**WHAT TO WORK ON**
Look below and pull out each line with the word "title".

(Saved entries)
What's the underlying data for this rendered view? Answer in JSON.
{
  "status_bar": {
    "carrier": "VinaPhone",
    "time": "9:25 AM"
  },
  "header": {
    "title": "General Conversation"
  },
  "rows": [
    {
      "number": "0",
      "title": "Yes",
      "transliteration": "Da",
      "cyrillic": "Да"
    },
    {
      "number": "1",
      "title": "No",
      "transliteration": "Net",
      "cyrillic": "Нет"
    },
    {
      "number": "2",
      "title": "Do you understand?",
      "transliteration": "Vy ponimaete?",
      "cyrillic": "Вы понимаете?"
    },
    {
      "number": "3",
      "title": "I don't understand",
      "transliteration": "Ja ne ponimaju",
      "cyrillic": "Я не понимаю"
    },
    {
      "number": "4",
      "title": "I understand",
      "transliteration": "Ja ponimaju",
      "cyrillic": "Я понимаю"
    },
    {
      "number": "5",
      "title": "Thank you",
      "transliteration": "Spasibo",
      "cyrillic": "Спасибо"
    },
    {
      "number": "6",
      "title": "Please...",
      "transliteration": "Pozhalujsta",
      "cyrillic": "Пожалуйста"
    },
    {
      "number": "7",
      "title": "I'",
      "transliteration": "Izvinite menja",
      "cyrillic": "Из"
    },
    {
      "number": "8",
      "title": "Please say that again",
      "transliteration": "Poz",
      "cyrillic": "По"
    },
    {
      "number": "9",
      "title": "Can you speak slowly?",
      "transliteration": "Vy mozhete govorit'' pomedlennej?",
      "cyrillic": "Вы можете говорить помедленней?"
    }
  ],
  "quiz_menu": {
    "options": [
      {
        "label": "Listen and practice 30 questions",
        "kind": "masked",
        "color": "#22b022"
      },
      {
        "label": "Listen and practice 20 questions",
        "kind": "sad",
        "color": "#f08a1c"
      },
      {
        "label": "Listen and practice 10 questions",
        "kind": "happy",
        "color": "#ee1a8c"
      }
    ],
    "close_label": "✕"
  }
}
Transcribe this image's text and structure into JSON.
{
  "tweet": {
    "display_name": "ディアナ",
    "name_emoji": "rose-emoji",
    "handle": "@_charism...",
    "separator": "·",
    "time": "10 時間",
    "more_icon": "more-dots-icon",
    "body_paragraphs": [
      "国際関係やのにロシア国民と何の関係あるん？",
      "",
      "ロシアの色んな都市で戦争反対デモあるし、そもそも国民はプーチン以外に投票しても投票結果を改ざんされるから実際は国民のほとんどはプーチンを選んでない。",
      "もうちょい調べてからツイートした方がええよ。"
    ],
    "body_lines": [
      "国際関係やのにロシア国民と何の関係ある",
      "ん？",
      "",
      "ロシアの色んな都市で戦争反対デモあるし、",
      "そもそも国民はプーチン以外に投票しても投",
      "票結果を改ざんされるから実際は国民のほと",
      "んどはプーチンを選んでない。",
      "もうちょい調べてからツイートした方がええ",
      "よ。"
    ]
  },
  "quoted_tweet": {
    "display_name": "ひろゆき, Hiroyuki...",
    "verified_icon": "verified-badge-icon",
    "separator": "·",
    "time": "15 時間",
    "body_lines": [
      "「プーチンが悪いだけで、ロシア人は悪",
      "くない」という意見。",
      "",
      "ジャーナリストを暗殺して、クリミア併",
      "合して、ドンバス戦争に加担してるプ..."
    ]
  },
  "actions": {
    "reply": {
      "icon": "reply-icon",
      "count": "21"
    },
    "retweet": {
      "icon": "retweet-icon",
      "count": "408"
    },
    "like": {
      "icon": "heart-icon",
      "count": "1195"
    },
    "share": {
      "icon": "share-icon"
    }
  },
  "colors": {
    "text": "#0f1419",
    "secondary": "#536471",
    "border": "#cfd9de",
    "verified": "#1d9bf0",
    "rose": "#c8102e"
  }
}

**OUTPUT OF THE TASK**
    "title": "General Conversation"
      "title": "Yes",
      "title": "No",
      "title": "Do you understand?",
      "title": "I don't understand",
      "title": "I understand",
      "title": "Thank you",
      "title": "Please...",
      "title": "I'",
      "title": "Please say that again",
      "title": "Can you speak slowly?",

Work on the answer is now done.